> [Prompt]:
List the lines of this listing that hold the word "author".

> [Recorded information]:
■ ■ ■

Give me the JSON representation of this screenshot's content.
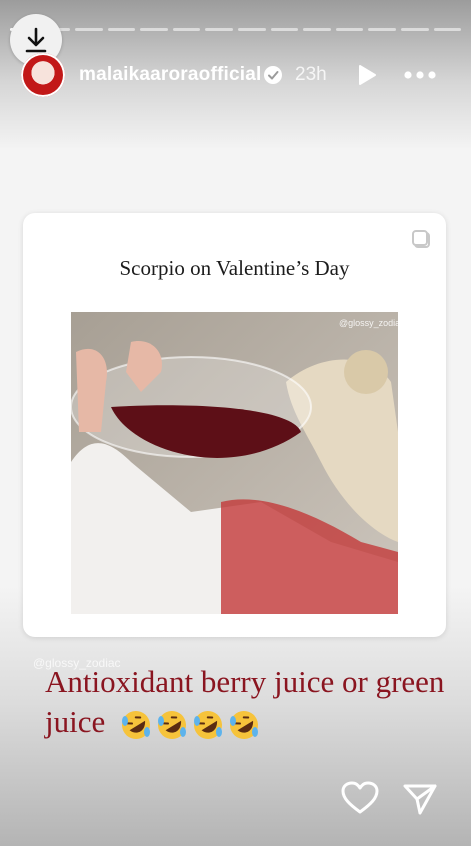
{
  "story": {
    "username": "malaikaaroraofficial",
    "time": "23h",
    "segments": 14,
    "active_segment": 0
  },
  "icons": {
    "download": "download-icon",
    "verified": "verified-badge-icon",
    "play": "play-icon",
    "more": "more-icon",
    "like": "heart-icon",
    "share": "send-icon",
    "repost": "repost-icon"
  },
  "post": {
    "title": "Scorpio on Valentine’s Day",
    "photo_watermark": "@glossy_zodiac"
  },
  "caption": {
    "watermark": "@glossy_zodiac",
    "text": "Antioxidant berry juice or green juice",
    "emoji_count": 4
  },
  "colors": {
    "caption": "#8a1520",
    "wine": "#5d0f17"
  }
}
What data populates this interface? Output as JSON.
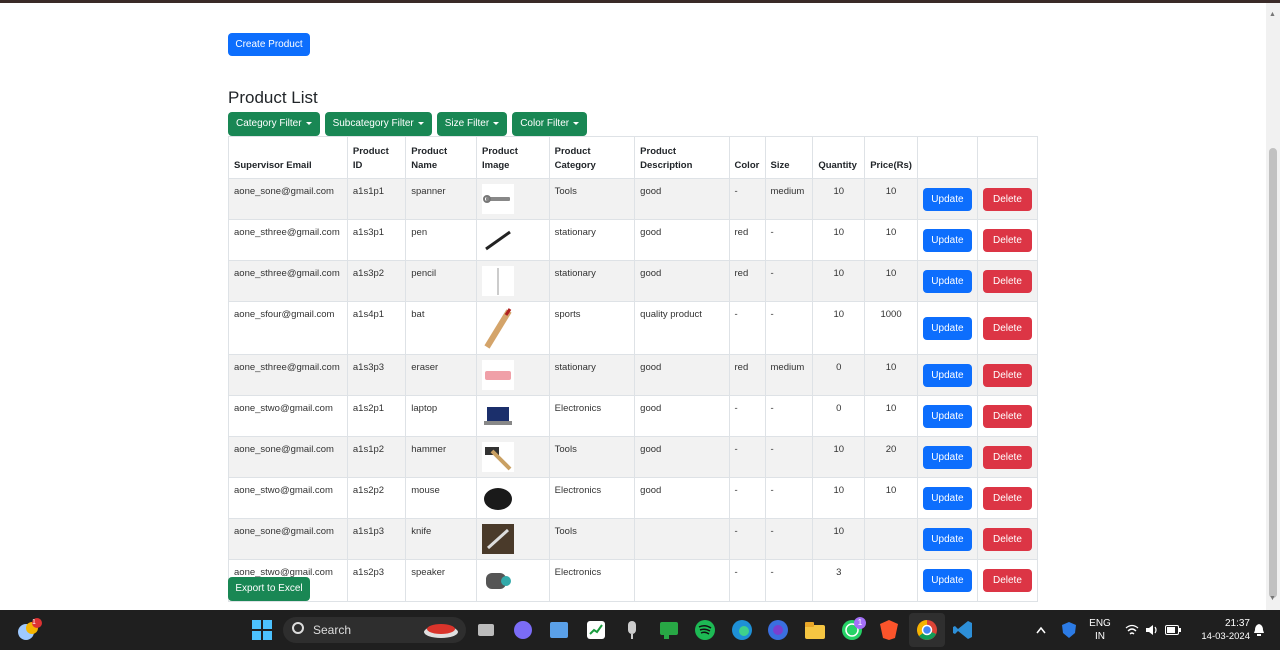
{
  "create_button": "Create Product",
  "title": "Product List",
  "filters": [
    "Category Filter",
    "Subcategory Filter",
    "Size Filter",
    "Color Filter"
  ],
  "table": {
    "headers": [
      "Supervisor Email",
      "Product ID",
      "Product Name",
      "Product Image",
      "Product Category",
      "Product Description",
      "Color",
      "Size",
      "Quantity",
      "Price(Rs)",
      "",
      ""
    ],
    "update_label": "Update",
    "delete_label": "Delete",
    "rows": [
      {
        "email": "aone_sone@gmail.com",
        "id": "a1s1p1",
        "name": "spanner",
        "image": "spanner-image",
        "category": "Tools",
        "description": "good",
        "color": "-",
        "size": "medium",
        "quantity": "10",
        "price": "10"
      },
      {
        "email": "aone_sthree@gmail.com",
        "id": "a1s3p1",
        "name": "pen",
        "image": "pen-image",
        "category": "stationary",
        "description": "good",
        "color": "red",
        "size": "-",
        "quantity": "10",
        "price": "10"
      },
      {
        "email": "aone_sthree@gmail.com",
        "id": "a1s3p2",
        "name": "pencil",
        "image": "pencil-image",
        "category": "stationary",
        "description": "good",
        "color": "red",
        "size": "-",
        "quantity": "10",
        "price": "10"
      },
      {
        "email": "aone_sfour@gmail.com",
        "id": "a1s4p1",
        "name": "bat",
        "image": "bat-image",
        "category": "sports",
        "description": "quality product",
        "color": "-",
        "size": "-",
        "quantity": "10",
        "price": "1000"
      },
      {
        "email": "aone_sthree@gmail.com",
        "id": "a1s3p3",
        "name": "eraser",
        "image": "eraser-image",
        "category": "stationary",
        "description": "good",
        "color": "red",
        "size": "medium",
        "quantity": "0",
        "price": "10"
      },
      {
        "email": "aone_stwo@gmail.com",
        "id": "a1s2p1",
        "name": "laptop",
        "image": "laptop-image",
        "category": "Electronics",
        "description": "good",
        "color": "-",
        "size": "-",
        "quantity": "0",
        "price": "10"
      },
      {
        "email": "aone_sone@gmail.com",
        "id": "a1s1p2",
        "name": "hammer",
        "image": "hammer-image",
        "category": "Tools",
        "description": "good",
        "color": "-",
        "size": "-",
        "quantity": "10",
        "price": "20"
      },
      {
        "email": "aone_stwo@gmail.com",
        "id": "a1s2p2",
        "name": "mouse",
        "image": "mouse-image",
        "category": "Electronics",
        "description": "good",
        "color": "-",
        "size": "-",
        "quantity": "10",
        "price": "10"
      },
      {
        "email": "aone_sone@gmail.com",
        "id": "a1s1p3",
        "name": "knife",
        "image": "knife-image",
        "category": "Tools",
        "description": "",
        "color": "-",
        "size": "-",
        "quantity": "10",
        "price": ""
      },
      {
        "email": "aone_stwo@gmail.com",
        "id": "a1s2p3",
        "name": "speaker",
        "image": "speaker-image",
        "category": "Electronics",
        "description": "",
        "color": "-",
        "size": "-",
        "quantity": "3",
        "price": ""
      }
    ]
  },
  "export_button": "Export to Excel",
  "taskbar": {
    "search_label": "Search",
    "language": "ENG",
    "region": "IN",
    "time": "21:37",
    "date": "14-03-2024",
    "whatsapp_badge": "1",
    "weather_badge": "1"
  },
  "colors": {
    "primary": "#0d6efd",
    "success": "#198754",
    "danger": "#dc3545"
  }
}
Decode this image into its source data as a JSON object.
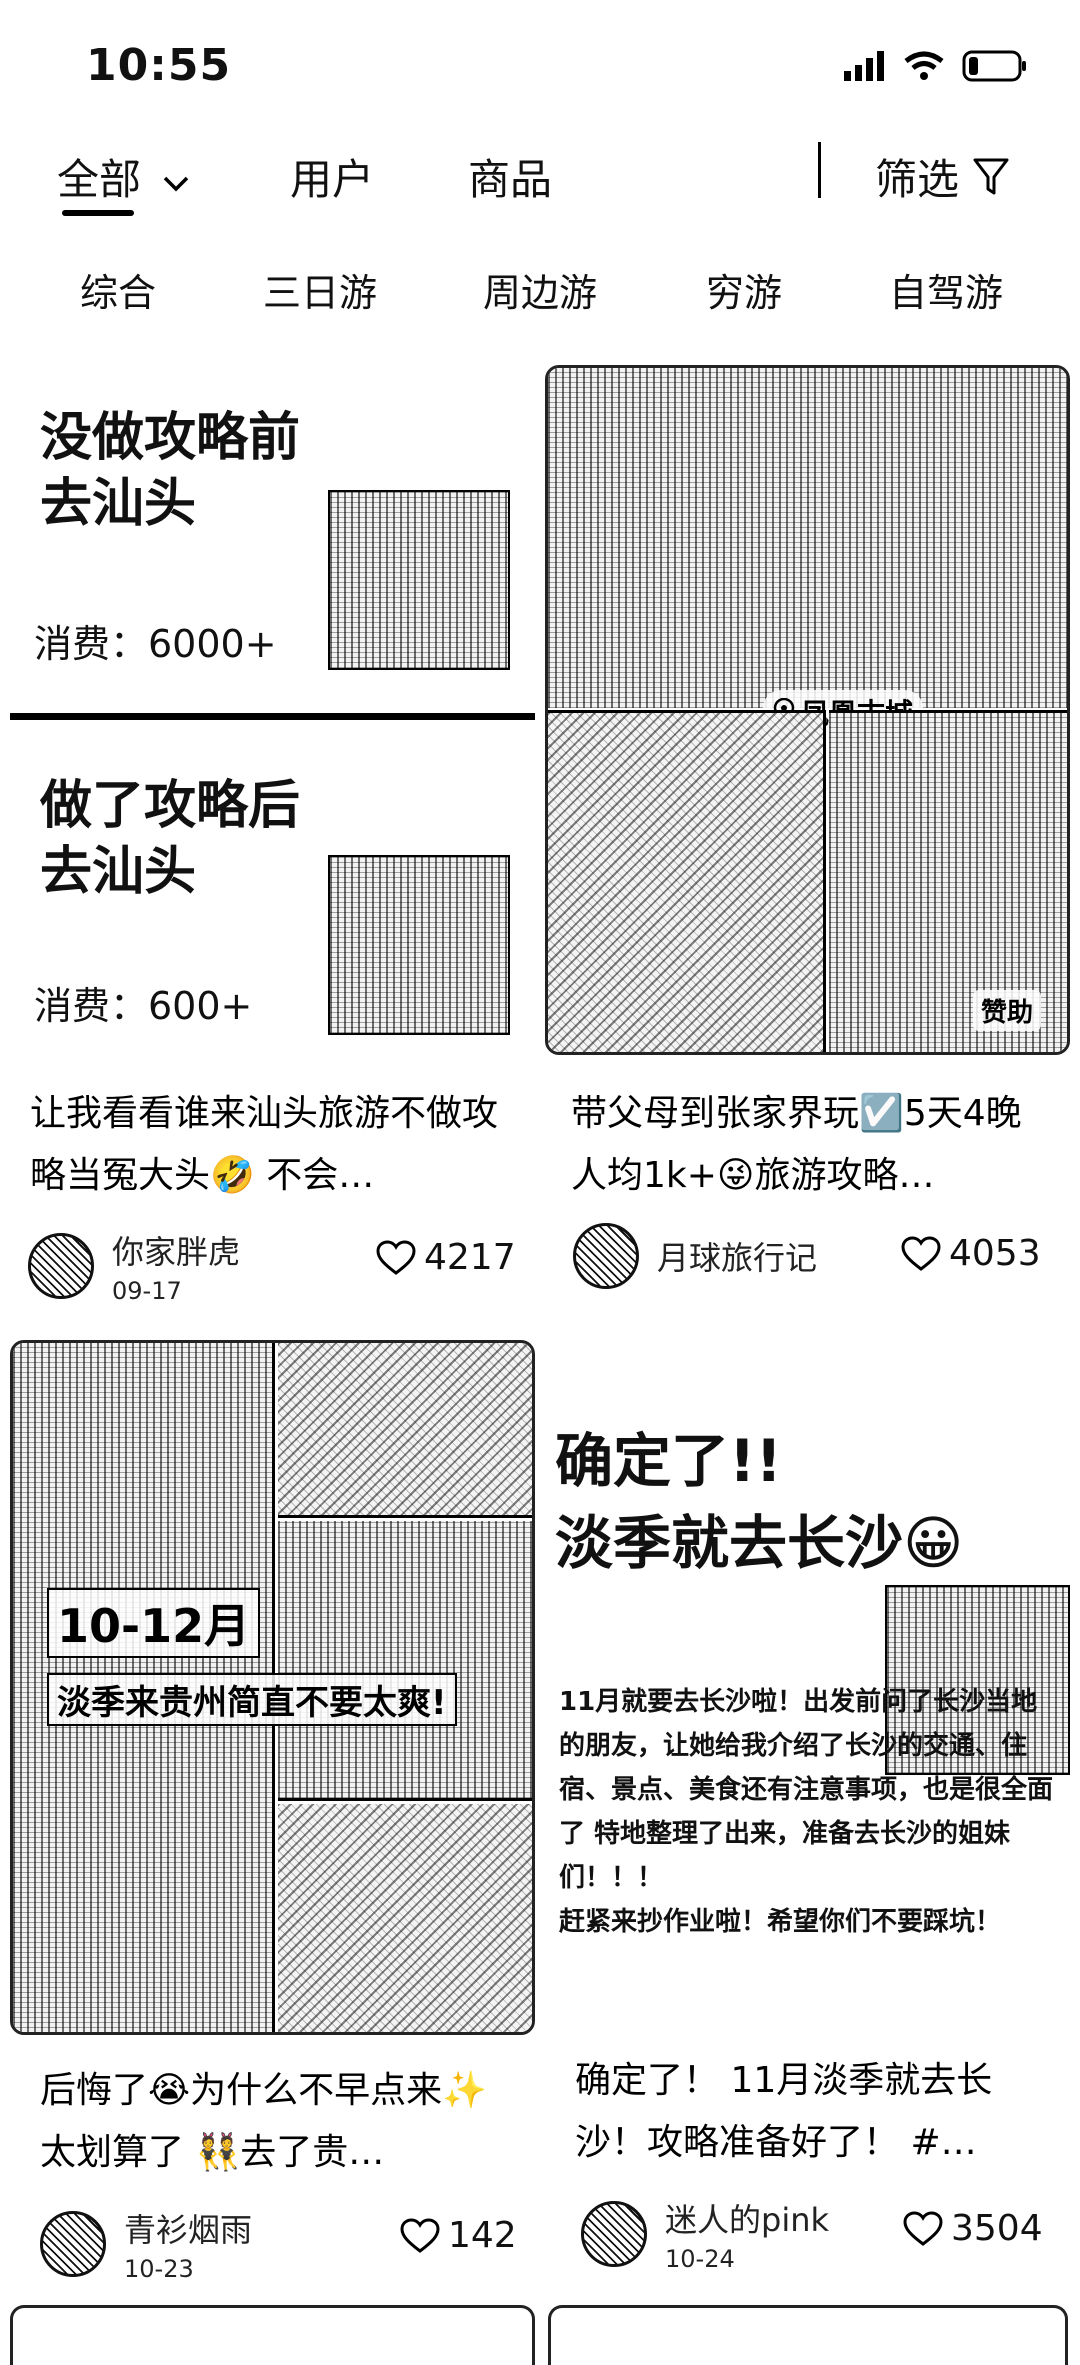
{
  "status": {
    "time": "10:55"
  },
  "tabs": {
    "all": "全部",
    "users": "用户",
    "products": "商品",
    "filter": "筛选"
  },
  "categories": [
    "综合",
    "三日游",
    "周边游",
    "穷游",
    "自驾游"
  ],
  "cards": [
    {
      "cover": {
        "top_title": "没做攻略前\n去汕头",
        "top_cost": "消费：6000+",
        "bottom_title": "做了攻略后\n去汕头",
        "bottom_cost": "消费：600+"
      },
      "title": "让我看看谁来汕头旅游不做攻略当冤大头🤣 不会…",
      "author": "你家胖虎",
      "date": "09-17",
      "likes": "4217"
    },
    {
      "cover": {
        "place_tag": "凤凰古城",
        "sponsor": "赞助"
      },
      "title": "带父母到张家界玩☑️5天4晚人均1k+😜旅游攻略…",
      "author": "月球旅行记",
      "date": "",
      "likes": "4053"
    },
    {
      "cover": {
        "months": "10-12月",
        "headline": "淡季来贵州简直不要太爽!"
      },
      "title": "后悔了😭为什么不早点来✨太划算了 👯去了贵…",
      "author": "青衫烟雨",
      "date": "10-23",
      "likes": "142"
    },
    {
      "cover": {
        "headline": "确定了!!\n淡季就去长沙😀",
        "body": "11月就要去长沙啦！出发前问了长沙当地的朋友，让她给我介绍了长沙的交通、住宿、景点、美食还有注意事项，也是很全面了 特地整理了出来，准备去长沙的姐妹们！！！\n赶紧来抄作业啦！希望你们不要踩坑！"
      },
      "title": "确定了！ 11月淡季就去长沙！攻略准备好了！ #…",
      "author": "迷人的pink",
      "date": "10-24",
      "likes": "3504"
    }
  ]
}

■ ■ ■

> [Task response]:
      "author": "你家胖虎",
      "author": "月球旅行记",
      "author": "青衫烟雨",
      "author": "迷人的pink",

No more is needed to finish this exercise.